___ Data extracts ___
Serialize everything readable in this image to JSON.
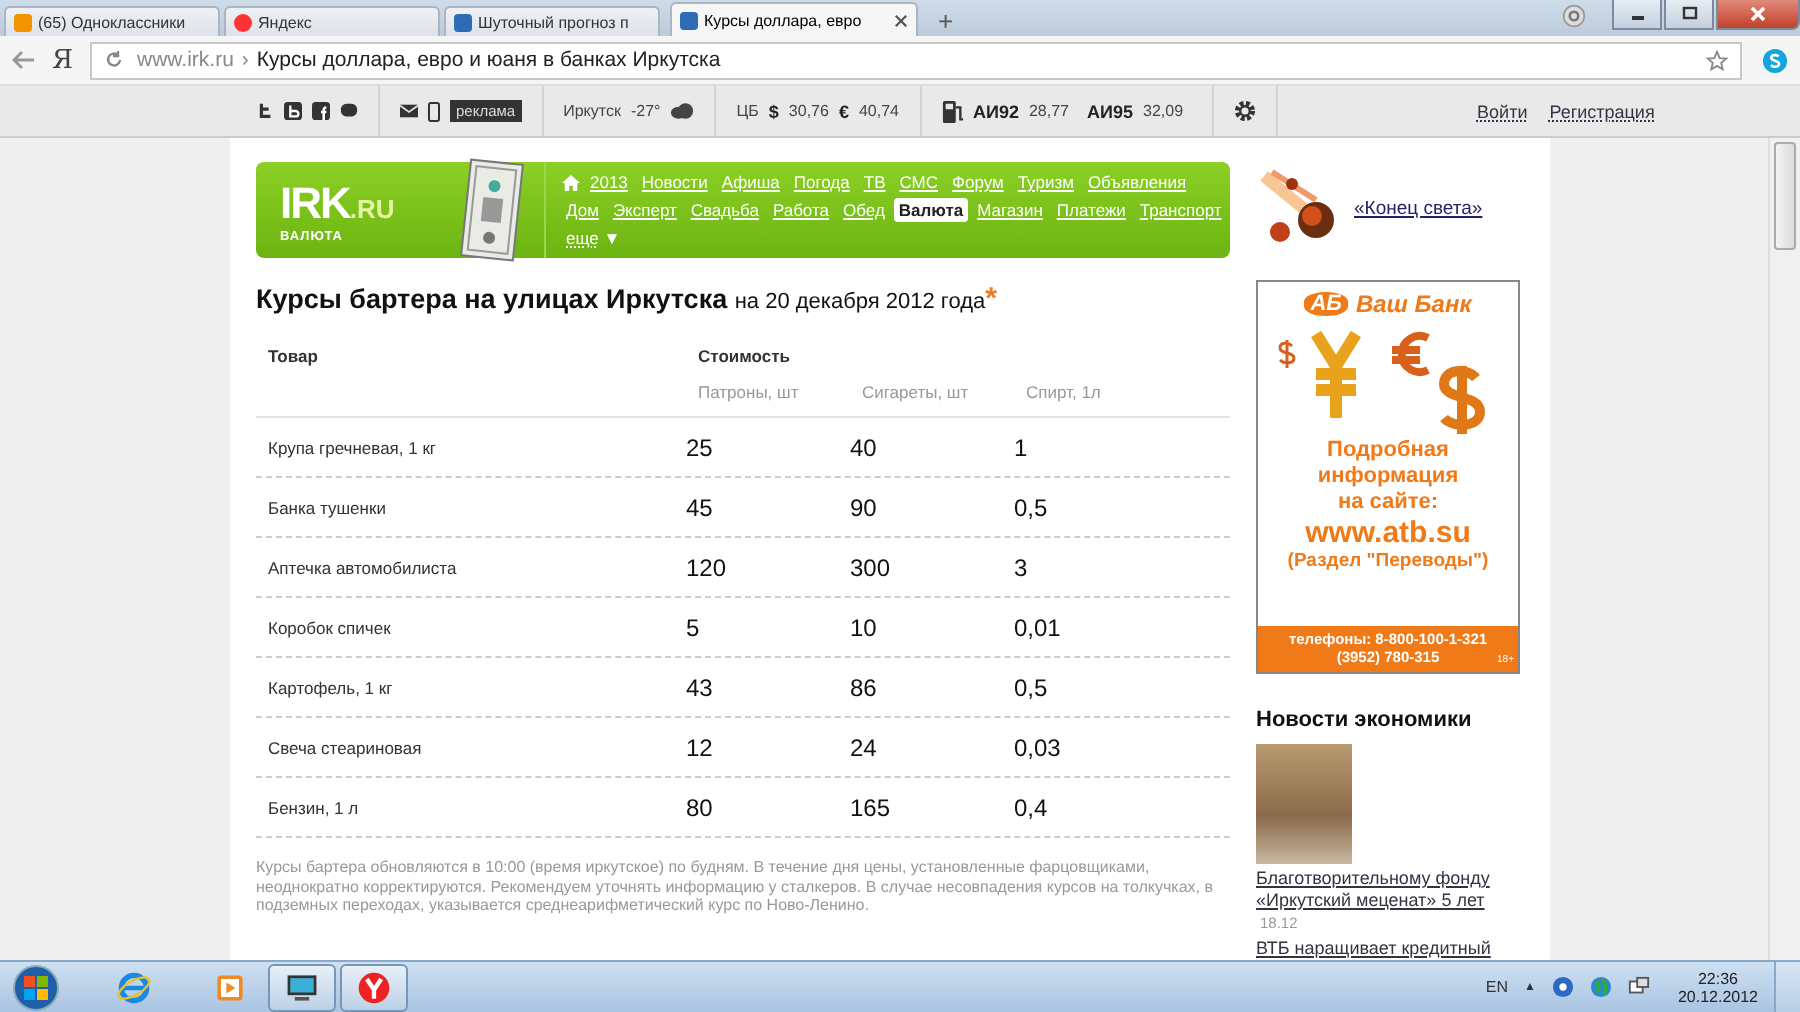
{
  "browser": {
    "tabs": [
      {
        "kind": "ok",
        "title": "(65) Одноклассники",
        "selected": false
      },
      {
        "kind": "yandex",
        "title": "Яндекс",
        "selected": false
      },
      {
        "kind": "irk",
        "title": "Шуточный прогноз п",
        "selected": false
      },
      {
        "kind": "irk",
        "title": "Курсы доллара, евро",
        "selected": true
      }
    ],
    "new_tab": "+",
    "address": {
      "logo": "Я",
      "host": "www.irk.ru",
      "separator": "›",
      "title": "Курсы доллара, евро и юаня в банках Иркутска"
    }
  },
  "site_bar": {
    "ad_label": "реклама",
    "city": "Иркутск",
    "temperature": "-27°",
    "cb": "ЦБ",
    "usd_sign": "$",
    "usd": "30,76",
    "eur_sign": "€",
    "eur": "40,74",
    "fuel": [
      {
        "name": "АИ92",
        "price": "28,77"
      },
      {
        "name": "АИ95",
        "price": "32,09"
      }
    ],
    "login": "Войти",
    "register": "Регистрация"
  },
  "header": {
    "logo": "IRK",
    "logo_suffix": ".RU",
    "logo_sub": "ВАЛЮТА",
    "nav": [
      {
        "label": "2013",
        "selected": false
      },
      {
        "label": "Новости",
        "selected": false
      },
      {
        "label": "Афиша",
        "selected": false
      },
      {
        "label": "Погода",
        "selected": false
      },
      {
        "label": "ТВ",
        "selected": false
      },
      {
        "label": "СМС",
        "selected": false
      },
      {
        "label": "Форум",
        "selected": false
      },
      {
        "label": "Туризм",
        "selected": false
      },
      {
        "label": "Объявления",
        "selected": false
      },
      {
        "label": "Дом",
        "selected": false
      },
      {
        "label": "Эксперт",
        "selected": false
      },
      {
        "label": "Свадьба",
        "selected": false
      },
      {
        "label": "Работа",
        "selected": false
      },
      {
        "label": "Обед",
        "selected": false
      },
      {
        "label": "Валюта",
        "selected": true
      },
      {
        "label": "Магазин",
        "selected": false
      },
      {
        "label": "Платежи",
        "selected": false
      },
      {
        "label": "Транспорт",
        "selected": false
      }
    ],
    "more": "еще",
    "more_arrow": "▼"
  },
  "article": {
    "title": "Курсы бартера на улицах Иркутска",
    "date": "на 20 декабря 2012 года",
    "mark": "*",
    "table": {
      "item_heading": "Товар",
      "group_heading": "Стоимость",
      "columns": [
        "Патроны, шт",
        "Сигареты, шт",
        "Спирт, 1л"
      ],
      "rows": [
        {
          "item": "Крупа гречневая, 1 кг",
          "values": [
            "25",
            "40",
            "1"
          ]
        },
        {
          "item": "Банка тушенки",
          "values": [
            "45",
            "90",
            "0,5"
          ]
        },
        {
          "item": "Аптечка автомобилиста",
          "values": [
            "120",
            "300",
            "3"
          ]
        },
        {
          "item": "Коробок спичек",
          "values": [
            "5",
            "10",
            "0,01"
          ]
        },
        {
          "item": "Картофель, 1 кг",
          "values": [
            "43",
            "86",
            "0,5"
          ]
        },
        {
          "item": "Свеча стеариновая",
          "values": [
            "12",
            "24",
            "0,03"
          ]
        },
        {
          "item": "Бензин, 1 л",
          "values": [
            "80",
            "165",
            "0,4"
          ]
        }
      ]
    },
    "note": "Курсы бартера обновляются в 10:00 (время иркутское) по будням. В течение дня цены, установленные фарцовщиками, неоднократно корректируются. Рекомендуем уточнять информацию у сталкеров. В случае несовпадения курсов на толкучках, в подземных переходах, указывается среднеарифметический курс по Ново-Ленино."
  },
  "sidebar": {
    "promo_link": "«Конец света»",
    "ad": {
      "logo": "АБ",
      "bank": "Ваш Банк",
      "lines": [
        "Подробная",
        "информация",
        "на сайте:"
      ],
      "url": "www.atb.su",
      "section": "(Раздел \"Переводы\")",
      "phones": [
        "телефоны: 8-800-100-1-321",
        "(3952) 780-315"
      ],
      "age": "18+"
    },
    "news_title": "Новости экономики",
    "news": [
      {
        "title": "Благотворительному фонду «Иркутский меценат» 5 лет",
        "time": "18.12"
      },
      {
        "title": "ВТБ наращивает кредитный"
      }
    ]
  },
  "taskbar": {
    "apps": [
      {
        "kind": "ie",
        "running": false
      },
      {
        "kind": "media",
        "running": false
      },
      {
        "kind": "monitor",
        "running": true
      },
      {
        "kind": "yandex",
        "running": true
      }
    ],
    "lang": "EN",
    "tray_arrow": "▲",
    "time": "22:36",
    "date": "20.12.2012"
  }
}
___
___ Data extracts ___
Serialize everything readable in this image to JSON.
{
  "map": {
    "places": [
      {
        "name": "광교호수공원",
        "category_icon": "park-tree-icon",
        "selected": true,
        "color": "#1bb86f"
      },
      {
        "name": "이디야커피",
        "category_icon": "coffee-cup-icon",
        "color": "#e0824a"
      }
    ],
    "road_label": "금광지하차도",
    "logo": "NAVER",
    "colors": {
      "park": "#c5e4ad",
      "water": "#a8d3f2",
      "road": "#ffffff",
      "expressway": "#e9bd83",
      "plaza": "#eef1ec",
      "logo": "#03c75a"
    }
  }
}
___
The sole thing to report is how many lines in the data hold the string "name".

4